» Instructions to follow: Your response should contain each line of the data that includes "button".

» Data section:
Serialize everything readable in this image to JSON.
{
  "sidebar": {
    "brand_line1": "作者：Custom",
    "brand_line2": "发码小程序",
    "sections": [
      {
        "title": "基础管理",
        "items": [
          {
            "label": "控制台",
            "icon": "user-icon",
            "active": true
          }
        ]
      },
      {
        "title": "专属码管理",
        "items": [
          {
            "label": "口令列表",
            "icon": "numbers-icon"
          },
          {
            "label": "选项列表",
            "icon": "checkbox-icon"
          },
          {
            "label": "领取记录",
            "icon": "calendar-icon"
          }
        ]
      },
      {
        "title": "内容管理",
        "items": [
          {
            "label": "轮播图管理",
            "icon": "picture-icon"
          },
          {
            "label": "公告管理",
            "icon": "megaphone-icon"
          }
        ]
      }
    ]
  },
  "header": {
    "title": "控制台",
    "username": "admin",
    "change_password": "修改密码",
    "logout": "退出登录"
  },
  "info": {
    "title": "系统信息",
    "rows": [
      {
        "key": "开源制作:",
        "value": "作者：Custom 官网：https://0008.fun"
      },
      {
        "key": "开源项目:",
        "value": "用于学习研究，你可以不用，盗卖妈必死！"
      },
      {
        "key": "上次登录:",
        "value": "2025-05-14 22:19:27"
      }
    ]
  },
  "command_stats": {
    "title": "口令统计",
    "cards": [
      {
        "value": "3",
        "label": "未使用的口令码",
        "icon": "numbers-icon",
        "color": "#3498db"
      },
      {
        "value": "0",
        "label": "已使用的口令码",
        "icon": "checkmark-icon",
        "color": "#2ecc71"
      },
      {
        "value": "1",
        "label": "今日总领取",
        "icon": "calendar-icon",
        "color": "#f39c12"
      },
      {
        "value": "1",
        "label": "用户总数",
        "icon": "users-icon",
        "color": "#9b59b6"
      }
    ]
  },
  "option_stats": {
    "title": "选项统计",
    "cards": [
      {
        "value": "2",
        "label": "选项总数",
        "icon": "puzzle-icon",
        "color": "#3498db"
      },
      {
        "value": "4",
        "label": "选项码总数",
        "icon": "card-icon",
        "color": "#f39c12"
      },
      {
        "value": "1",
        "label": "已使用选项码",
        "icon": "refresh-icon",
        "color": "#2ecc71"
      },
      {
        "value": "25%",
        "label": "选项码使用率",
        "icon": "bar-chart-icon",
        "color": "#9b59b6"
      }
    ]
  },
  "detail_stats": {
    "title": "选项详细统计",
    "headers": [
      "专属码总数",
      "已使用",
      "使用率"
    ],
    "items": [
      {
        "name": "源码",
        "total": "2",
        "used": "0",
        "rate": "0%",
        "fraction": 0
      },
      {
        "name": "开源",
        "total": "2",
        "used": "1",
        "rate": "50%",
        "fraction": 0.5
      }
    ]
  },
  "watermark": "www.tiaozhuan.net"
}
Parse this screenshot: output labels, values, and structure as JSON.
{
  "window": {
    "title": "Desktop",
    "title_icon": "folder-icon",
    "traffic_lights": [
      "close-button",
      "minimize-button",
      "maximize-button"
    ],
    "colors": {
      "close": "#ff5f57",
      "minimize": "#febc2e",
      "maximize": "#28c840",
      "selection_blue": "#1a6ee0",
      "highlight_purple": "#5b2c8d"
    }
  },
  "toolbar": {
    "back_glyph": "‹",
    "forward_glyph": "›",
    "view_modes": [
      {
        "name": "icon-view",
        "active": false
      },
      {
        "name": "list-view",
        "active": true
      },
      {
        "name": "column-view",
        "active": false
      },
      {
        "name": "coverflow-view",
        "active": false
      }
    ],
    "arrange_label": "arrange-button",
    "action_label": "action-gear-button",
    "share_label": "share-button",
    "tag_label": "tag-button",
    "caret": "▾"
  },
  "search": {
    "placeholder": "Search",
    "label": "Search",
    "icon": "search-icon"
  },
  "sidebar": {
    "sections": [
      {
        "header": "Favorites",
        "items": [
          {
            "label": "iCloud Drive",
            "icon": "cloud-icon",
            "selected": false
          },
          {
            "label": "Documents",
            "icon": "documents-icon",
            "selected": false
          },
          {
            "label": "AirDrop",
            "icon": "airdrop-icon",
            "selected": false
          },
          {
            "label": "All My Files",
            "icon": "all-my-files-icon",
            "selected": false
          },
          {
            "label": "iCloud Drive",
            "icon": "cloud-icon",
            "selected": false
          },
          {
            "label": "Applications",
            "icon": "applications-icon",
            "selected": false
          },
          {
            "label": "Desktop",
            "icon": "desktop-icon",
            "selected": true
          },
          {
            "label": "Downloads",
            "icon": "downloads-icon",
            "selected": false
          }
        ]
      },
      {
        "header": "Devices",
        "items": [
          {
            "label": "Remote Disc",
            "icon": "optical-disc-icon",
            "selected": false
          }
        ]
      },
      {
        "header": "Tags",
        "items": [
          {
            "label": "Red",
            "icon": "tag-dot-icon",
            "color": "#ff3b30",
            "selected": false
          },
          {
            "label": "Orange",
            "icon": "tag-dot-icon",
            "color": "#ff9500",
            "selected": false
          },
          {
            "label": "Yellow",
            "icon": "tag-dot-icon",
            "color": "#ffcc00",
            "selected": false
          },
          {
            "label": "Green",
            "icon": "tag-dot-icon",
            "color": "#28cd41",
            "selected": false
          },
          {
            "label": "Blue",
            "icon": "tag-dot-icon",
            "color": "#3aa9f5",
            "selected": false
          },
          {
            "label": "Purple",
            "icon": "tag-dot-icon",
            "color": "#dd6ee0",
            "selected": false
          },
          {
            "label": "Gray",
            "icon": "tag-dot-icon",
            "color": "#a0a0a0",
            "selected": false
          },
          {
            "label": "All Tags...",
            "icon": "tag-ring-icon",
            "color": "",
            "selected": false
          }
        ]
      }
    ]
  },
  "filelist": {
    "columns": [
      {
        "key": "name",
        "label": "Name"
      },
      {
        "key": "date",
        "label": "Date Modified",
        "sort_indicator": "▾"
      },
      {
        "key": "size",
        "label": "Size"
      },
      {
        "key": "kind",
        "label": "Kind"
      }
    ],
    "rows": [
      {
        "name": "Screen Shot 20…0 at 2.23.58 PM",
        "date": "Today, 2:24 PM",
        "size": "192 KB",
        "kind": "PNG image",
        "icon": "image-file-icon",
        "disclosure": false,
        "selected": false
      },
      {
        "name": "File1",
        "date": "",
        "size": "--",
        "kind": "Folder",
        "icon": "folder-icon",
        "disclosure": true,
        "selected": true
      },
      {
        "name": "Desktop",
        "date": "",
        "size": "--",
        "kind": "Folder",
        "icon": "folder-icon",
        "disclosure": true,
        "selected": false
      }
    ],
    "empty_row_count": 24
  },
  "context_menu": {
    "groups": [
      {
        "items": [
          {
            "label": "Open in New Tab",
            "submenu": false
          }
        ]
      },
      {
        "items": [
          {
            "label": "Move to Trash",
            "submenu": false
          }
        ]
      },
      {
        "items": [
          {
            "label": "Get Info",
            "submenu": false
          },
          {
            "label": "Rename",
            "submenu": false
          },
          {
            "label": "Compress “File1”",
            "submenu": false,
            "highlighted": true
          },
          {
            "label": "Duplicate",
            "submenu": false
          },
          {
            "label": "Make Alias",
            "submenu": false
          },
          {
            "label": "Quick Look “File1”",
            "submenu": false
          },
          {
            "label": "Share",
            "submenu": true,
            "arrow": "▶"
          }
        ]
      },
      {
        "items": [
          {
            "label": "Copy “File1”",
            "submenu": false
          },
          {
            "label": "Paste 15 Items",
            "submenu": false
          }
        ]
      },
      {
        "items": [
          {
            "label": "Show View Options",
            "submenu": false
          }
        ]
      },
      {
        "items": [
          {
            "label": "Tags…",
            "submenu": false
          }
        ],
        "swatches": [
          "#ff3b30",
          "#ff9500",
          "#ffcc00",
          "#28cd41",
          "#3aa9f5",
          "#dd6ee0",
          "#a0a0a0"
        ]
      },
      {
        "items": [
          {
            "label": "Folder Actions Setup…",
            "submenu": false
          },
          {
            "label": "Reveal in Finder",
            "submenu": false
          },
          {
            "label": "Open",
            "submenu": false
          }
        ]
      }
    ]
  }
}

» Solution to the problem:
      "close-button",
      "minimize-button",
      "maximize-button"
    "arrange_label": "arrange-button",
    "action_label": "action-gear-button",
    "share_label": "share-button",
    "tag_label": "tag-button",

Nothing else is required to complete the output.